WORK REQUEST → Copy every record word for word. The images stay behind.

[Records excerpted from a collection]
--- START ---
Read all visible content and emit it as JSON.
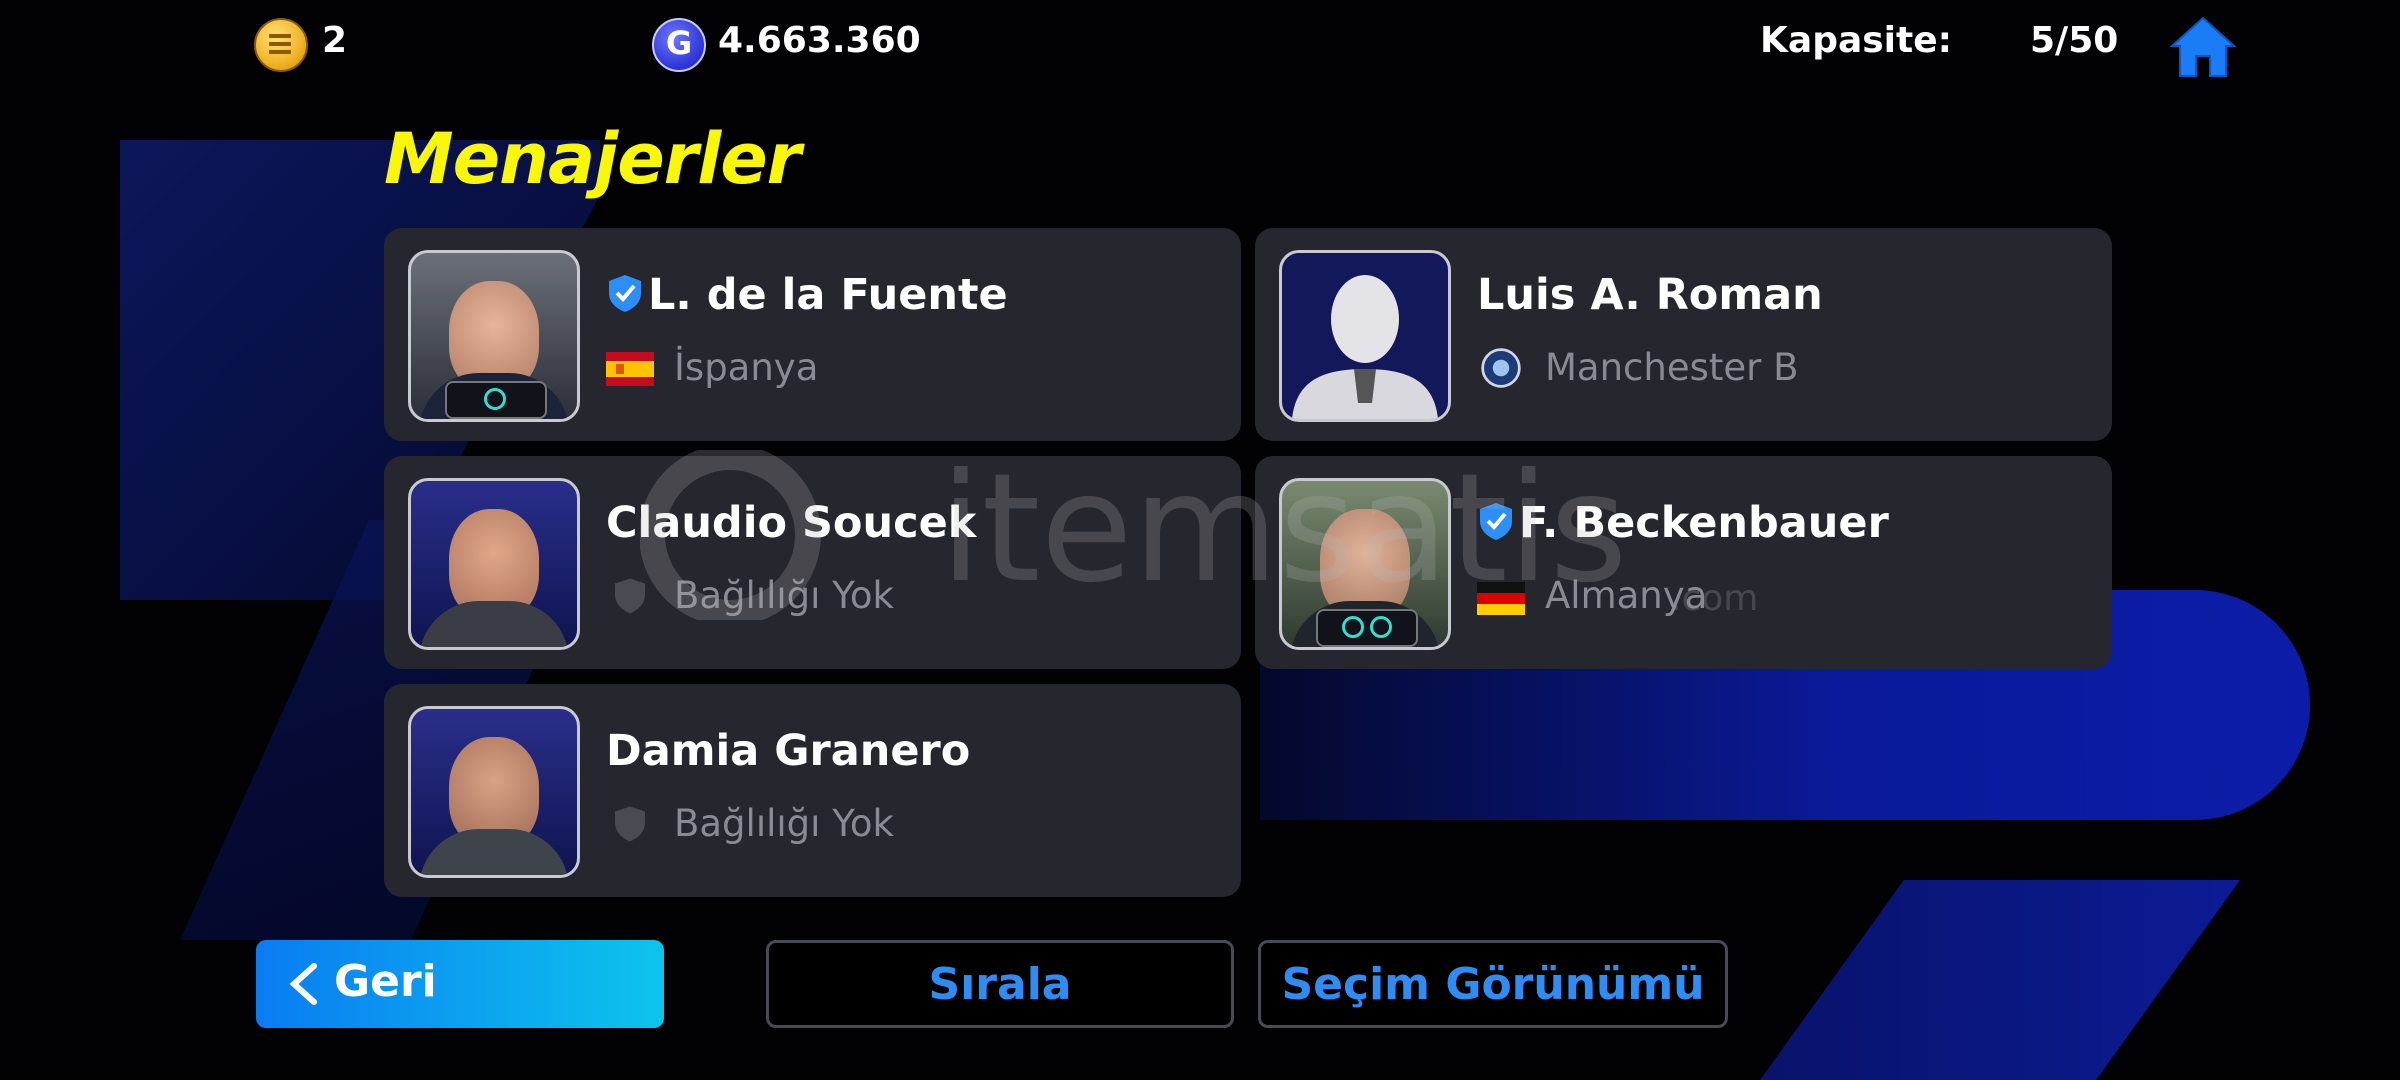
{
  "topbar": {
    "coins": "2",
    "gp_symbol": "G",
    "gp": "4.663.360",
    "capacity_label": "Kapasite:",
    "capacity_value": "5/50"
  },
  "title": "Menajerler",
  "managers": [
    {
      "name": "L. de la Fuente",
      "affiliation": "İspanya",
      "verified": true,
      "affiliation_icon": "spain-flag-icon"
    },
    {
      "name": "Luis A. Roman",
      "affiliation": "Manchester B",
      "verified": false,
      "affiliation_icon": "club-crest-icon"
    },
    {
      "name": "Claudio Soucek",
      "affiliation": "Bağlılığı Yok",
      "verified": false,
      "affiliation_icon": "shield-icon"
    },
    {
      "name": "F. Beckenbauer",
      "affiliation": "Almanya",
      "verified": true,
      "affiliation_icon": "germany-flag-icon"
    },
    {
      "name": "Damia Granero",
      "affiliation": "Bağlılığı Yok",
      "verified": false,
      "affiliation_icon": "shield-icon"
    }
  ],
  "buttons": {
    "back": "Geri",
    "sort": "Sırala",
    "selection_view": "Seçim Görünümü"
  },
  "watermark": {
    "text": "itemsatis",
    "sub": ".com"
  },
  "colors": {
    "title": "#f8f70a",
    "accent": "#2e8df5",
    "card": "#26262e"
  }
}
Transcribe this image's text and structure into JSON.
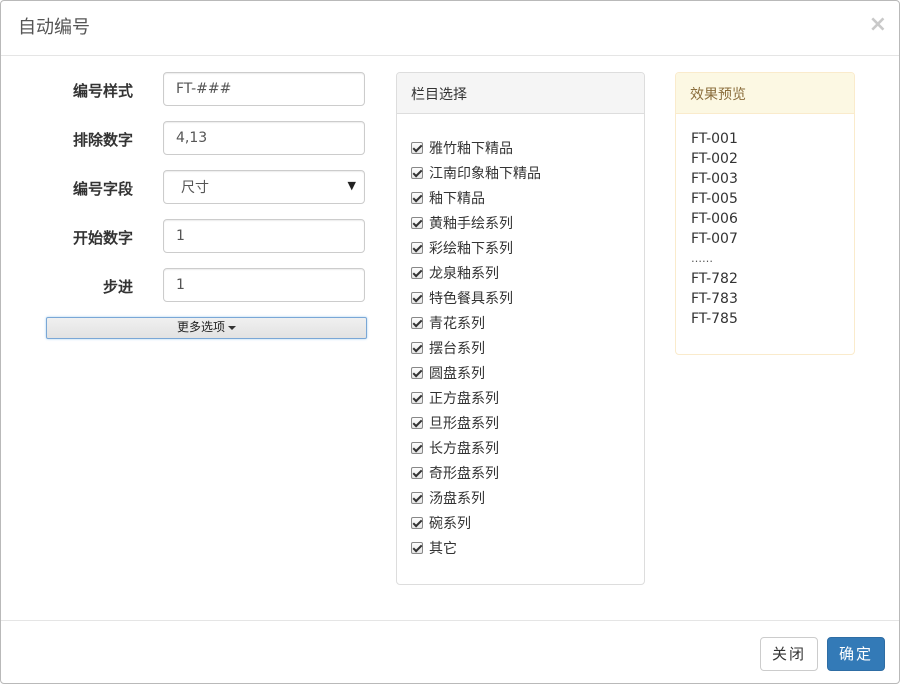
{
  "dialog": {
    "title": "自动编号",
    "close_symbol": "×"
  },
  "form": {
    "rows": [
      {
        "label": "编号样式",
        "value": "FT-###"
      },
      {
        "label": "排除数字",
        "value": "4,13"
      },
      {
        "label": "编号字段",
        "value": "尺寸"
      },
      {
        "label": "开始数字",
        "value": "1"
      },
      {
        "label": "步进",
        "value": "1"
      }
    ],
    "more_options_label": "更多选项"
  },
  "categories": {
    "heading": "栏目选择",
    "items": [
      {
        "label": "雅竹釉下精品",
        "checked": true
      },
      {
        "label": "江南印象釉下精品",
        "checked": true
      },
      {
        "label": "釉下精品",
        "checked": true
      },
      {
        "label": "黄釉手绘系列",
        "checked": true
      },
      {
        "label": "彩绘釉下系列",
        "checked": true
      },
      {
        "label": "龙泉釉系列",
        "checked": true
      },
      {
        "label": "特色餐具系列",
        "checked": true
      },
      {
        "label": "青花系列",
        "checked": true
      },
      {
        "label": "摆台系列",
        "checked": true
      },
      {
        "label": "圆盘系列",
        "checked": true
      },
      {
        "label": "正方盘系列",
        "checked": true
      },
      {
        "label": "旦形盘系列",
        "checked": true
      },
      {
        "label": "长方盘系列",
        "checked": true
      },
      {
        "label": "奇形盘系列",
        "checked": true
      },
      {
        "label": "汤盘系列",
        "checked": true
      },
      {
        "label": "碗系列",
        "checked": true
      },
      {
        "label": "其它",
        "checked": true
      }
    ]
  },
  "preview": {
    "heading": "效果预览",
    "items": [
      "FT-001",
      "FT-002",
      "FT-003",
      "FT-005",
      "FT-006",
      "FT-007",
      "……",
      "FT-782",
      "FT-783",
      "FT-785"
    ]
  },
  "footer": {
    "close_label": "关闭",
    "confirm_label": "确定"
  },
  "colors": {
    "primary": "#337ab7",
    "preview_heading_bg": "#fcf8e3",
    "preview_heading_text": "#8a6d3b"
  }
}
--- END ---
SOLUTION BELOW →
Read all visible content and emit it as JSON.
{
  "topbar": {
    "coins": "2",
    "gp_symbol": "G",
    "gp": "4.663.360",
    "capacity_label": "Kapasite:",
    "capacity_value": "5/50"
  },
  "title": "Menajerler",
  "managers": [
    {
      "name": "L. de la Fuente",
      "affiliation": "İspanya",
      "verified": true,
      "affiliation_icon": "spain-flag-icon"
    },
    {
      "name": "Luis A. Roman",
      "affiliation": "Manchester B",
      "verified": false,
      "affiliation_icon": "club-crest-icon"
    },
    {
      "name": "Claudio Soucek",
      "affiliation": "Bağlılığı Yok",
      "verified": false,
      "affiliation_icon": "shield-icon"
    },
    {
      "name": "F. Beckenbauer",
      "affiliation": "Almanya",
      "verified": true,
      "affiliation_icon": "germany-flag-icon"
    },
    {
      "name": "Damia Granero",
      "affiliation": "Bağlılığı Yok",
      "verified": false,
      "affiliation_icon": "shield-icon"
    }
  ],
  "buttons": {
    "back": "Geri",
    "sort": "Sırala",
    "selection_view": "Seçim Görünümü"
  },
  "watermark": {
    "text": "itemsatis",
    "sub": ".com"
  },
  "colors": {
    "title": "#f8f70a",
    "accent": "#2e8df5",
    "card": "#26262e"
  }
}
Transcribe this image's text and structure into JSON.
{
  "dialog": {
    "title": "自动编号",
    "close_symbol": "×"
  },
  "form": {
    "rows": [
      {
        "label": "编号样式",
        "value": "FT-###"
      },
      {
        "label": "排除数字",
        "value": "4,13"
      },
      {
        "label": "编号字段",
        "value": "尺寸"
      },
      {
        "label": "开始数字",
        "value": "1"
      },
      {
        "label": "步进",
        "value": "1"
      }
    ],
    "more_options_label": "更多选项"
  },
  "categories": {
    "heading": "栏目选择",
    "items": [
      {
        "label": "雅竹釉下精品",
        "checked": true
      },
      {
        "label": "江南印象釉下精品",
        "checked": true
      },
      {
        "label": "釉下精品",
        "checked": true
      },
      {
        "label": "黄釉手绘系列",
        "checked": true
      },
      {
        "label": "彩绘釉下系列",
        "checked": true
      },
      {
        "label": "龙泉釉系列",
        "checked": true
      },
      {
        "label": "特色餐具系列",
        "checked": true
      },
      {
        "label": "青花系列",
        "checked": true
      },
      {
        "label": "摆台系列",
        "checked": true
      },
      {
        "label": "圆盘系列",
        "checked": true
      },
      {
        "label": "正方盘系列",
        "checked": true
      },
      {
        "label": "旦形盘系列",
        "checked": true
      },
      {
        "label": "长方盘系列",
        "checked": true
      },
      {
        "label": "奇形盘系列",
        "checked": true
      },
      {
        "label": "汤盘系列",
        "checked": true
      },
      {
        "label": "碗系列",
        "checked": true
      },
      {
        "label": "其它",
        "checked": true
      }
    ]
  },
  "preview": {
    "heading": "效果预览",
    "items": [
      "FT-001",
      "FT-002",
      "FT-003",
      "FT-005",
      "FT-006",
      "FT-007",
      "……",
      "FT-782",
      "FT-783",
      "FT-785"
    ]
  },
  "footer": {
    "close_label": "关闭",
    "confirm_label": "确定"
  },
  "colors": {
    "primary": "#337ab7",
    "preview_heading_bg": "#fcf8e3",
    "preview_heading_text": "#8a6d3b"
  }
}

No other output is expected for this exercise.